Insurance industry leaders in Illinois are speaking out against a new rating law proposal that they claim could lead to higher rates for drivers. The American Property Casualty Insurance Association (APCIA), the Illinois Insurance Association (IIA), and the National Association of Mutual Insurance Companies (NAMIC) have jointly released a statement opposing HB2203, also known as the rate regulation bill.
The bill seeks to change the state’s insurance rating law in an effort to address rising insurance costs. However, the insurance industry argues that the change would be counterproductive and could actually result in higher rates for consumers.
According to the joint statement, the current insurance rating law in Illinois has benefited consumers since it was implemented in the 1970s. The state also has one of the most competitive insurance markets in the country, which has helped to keep costs below the national average for consumers. The industry believes that increasing regulations could hinder the current efficient, consumer-focused insurance marketplace.

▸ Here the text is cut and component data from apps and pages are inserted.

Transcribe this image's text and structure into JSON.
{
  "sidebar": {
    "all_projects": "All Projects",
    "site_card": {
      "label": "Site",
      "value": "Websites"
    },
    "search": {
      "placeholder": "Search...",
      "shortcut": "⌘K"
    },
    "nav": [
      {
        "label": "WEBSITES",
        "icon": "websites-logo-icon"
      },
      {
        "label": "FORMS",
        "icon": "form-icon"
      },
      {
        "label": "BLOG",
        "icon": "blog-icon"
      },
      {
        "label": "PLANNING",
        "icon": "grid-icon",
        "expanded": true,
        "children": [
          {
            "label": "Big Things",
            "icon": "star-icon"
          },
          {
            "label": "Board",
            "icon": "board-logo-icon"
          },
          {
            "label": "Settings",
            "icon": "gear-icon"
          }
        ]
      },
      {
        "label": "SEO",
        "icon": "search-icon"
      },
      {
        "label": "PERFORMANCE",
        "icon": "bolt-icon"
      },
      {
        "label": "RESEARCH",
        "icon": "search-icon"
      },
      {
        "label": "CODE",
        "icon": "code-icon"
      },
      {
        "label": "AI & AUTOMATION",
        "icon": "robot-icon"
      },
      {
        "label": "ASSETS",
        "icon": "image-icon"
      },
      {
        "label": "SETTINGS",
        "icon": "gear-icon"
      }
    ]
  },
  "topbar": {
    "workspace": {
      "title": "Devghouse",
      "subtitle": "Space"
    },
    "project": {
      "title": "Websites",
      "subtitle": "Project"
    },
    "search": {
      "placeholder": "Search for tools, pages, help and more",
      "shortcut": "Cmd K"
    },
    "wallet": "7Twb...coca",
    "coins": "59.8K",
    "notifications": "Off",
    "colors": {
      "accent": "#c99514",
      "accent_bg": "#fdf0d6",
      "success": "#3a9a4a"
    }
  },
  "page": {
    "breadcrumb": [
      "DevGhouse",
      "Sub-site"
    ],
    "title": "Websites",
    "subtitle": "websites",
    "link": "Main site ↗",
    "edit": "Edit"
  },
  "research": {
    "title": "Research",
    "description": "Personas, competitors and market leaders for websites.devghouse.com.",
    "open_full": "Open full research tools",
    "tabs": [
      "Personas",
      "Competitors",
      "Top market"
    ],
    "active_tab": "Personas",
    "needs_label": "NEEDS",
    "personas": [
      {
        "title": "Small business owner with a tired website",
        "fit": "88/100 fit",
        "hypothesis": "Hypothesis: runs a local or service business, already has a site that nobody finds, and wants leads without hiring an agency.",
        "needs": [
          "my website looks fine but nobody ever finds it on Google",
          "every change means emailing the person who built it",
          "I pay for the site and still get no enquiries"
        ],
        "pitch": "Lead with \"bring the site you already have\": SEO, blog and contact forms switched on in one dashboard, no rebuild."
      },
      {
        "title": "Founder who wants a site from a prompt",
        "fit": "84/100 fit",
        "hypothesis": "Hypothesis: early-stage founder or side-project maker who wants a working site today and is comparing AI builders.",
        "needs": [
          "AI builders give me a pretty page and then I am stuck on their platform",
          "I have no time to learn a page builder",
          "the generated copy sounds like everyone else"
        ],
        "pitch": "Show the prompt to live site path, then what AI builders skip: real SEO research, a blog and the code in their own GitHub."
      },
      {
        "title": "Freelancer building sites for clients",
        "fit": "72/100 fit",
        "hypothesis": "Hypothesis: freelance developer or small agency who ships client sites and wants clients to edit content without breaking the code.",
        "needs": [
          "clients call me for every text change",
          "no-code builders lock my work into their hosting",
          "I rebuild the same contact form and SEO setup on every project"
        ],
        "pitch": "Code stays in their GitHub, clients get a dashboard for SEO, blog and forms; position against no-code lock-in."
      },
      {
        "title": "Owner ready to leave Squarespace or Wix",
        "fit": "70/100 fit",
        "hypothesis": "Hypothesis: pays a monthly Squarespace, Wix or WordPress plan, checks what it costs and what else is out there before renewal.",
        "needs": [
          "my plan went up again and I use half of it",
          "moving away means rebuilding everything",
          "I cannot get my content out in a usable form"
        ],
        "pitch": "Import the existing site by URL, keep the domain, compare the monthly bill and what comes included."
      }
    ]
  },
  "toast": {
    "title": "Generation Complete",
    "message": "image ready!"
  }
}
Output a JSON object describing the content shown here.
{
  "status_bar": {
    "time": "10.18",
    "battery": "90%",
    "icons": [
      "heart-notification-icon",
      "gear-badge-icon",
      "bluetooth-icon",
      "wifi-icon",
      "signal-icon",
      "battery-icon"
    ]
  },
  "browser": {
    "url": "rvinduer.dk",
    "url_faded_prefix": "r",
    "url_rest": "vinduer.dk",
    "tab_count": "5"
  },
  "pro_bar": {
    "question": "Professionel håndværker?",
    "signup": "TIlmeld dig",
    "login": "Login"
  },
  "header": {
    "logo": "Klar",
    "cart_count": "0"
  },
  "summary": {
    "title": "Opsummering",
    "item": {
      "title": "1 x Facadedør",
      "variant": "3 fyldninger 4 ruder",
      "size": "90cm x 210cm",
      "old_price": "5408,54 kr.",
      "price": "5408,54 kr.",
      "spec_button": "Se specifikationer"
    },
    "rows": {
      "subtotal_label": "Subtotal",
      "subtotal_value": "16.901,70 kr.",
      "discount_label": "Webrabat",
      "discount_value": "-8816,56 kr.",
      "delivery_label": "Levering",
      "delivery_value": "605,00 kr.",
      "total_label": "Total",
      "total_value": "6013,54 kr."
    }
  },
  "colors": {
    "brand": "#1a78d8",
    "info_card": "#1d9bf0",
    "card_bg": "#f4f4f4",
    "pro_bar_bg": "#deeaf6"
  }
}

The industry leaders also argue that HB2203 would restrict the use of rating and underwriting tools that have been proven to benefit consumers and accurately and effectively set fair insurance rates. By using a variety of rating factors, insurers can assess drivers’ risks more accurately and price their products based on the likelihood and severity of insurance claims. The use of these tools benefits consumers and is the fairest way to set insurance rates.
The leader have contested that if insurers are unable to utilize risk factors when determining rates, it will lead to a one-size-fits-all approach to pricing, eliminating competition in the marketplace, and ultimately driving prices up for all consumers. As prices increase for all Illinois consumers, access and affordability will steeply decline.
The insurance industry is urging lawmakers to reconsider the bill and work with them to find solutions that will benefit consumers without driving up rates. They believe that now is not the time to enact legislation that could result in increased premiums for consumers, as it would only create severe barriers within the time-tested insurance system and force consumers to subsidize the risk of others.
It remains to be seen whether the industry's concerns will be taken into consideration in the ongoing debate over HB2203. However, the joint statement from APCIA, IIA, and NAMIC highlights the potential consequences of the bill and the importance of careful consideration when it comes to changing the state's insurance rating law.